▶ [Provided entries]:
____________

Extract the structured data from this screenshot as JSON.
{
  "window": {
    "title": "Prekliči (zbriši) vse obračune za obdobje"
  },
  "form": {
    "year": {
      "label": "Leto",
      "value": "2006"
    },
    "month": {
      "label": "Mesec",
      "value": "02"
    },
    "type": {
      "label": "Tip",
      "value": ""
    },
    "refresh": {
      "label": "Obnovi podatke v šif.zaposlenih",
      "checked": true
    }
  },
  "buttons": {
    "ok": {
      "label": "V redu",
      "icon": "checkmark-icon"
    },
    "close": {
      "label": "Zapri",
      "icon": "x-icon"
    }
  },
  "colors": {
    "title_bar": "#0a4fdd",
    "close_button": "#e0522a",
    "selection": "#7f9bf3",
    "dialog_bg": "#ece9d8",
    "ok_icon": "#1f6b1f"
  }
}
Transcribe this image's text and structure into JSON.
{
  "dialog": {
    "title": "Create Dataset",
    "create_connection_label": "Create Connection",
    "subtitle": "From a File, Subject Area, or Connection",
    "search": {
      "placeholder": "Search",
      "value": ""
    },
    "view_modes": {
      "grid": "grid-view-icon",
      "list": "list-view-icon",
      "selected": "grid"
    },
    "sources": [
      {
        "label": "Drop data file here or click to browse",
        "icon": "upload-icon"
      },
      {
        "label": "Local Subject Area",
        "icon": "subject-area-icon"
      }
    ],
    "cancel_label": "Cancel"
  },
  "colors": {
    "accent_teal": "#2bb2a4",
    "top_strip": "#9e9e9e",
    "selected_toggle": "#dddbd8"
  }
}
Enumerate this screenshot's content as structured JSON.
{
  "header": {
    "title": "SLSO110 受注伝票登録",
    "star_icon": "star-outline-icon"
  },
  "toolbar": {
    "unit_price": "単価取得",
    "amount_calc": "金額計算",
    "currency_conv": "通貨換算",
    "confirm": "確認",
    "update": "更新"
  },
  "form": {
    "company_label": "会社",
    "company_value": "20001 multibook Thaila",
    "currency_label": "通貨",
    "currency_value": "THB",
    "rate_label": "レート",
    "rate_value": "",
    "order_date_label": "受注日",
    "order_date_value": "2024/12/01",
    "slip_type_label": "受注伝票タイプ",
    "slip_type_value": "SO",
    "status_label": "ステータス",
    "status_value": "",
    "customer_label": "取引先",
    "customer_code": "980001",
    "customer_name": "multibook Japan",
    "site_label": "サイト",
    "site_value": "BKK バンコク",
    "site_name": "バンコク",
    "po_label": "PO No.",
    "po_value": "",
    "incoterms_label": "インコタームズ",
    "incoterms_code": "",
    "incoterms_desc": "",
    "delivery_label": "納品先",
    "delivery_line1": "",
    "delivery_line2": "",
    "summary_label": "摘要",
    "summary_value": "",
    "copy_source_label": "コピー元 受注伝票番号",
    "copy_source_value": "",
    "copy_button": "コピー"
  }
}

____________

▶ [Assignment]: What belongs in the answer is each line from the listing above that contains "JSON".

▶ [Response to this task]:
Extract the structured data from this screenshot as JSON.
Transcribe this image's text and structure into JSON.
Enumerate this screenshot's content as structured JSON.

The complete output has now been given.